"When we build lean muscle mass, we increase our resting metabolic rate," Crockford says. "That means we use more calories at rest." And while, depending on how you do it, cardio can actually lead to muscle loss, if you do it the right way, you can build muscle on your favorite cardio machine or on the trail.
A simple way is by increasing resistance. The harder your arms and/or legs have to work during every movement, the more opportunity you have to build lean, metabolically active muscle.
What's more, if you're a fan of cardio machines, a few tweaks to your exercise technique can completely change their muscle-building potential, Crockford says. For instance, to build upper-body strength, she recommends using only your arms to move the elliptical machine. "On the treadmill, put it on a slow speed with a high incline and perform walking lunges in between running or walking intervals," she says. Or, you can push through only one leg while on the elliptical or stationary bike.
Just pay minimal attention to the number of calories your machine says you're burning, Gilles says. Their calorie-counters are infamously inaccurate and might not accurately represent your fat-loss progress.
4. Try New Forms of Cardio
"The more efficient you are at anything, the fewer calories you burn doing it," Gilles says. That's the beauty of exercise: Your body adapts.

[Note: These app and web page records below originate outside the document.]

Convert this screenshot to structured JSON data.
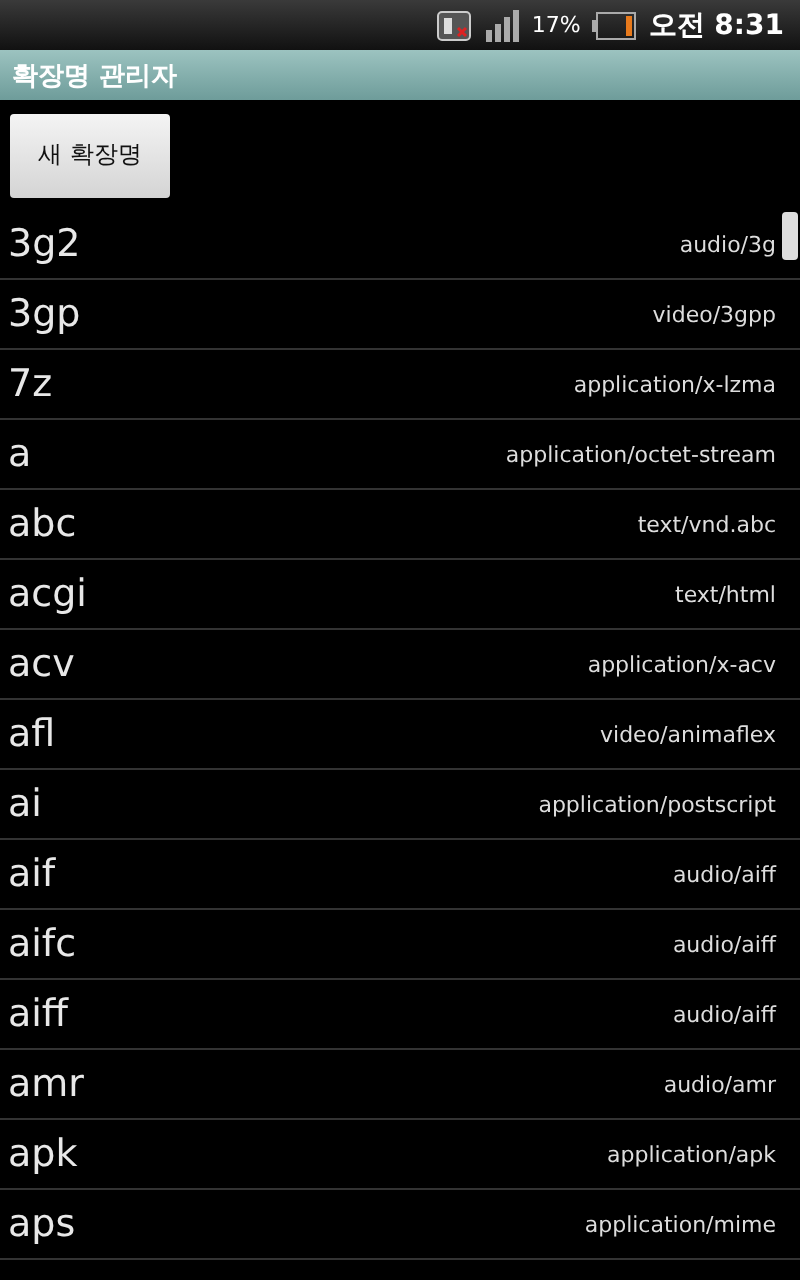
{
  "status_bar": {
    "battery_percent": "17%",
    "time": "오전 8:31"
  },
  "title_bar": {
    "title": "확장명 관리자"
  },
  "new_button": {
    "label": "새 확장명"
  },
  "rows": [
    {
      "extension": "3g2",
      "mime": "audio/3g"
    },
    {
      "extension": "3gp",
      "mime": "video/3gpp"
    },
    {
      "extension": "7z",
      "mime": "application/x-lzma"
    },
    {
      "extension": "a",
      "mime": "application/octet-stream"
    },
    {
      "extension": "abc",
      "mime": "text/vnd.abc"
    },
    {
      "extension": "acgi",
      "mime": "text/html"
    },
    {
      "extension": "acv",
      "mime": "application/x-acv"
    },
    {
      "extension": "afl",
      "mime": "video/animaflex"
    },
    {
      "extension": "ai",
      "mime": "application/postscript"
    },
    {
      "extension": "aif",
      "mime": "audio/aiff"
    },
    {
      "extension": "aifc",
      "mime": "audio/aiff"
    },
    {
      "extension": "aiff",
      "mime": "audio/aiff"
    },
    {
      "extension": "amr",
      "mime": "audio/amr"
    },
    {
      "extension": "apk",
      "mime": "application/apk"
    },
    {
      "extension": "aps",
      "mime": "application/mime"
    }
  ]
}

But it's also why most strength programs involve switching things up every four to six weeks.
And so should your cardio routine. "To burn more calories, do something that you are not efficient at," he says. That doesn't mean that you have to give up your elliptical sessions, but what about trying that rowing machine one day per week? Or maybe it's time to hit up a cardio workout class that you've been eyeing? And, of course, if you're willing to change up speeds, incline and resistance, your tried-and-true elliptical can still challenge your body in new ways.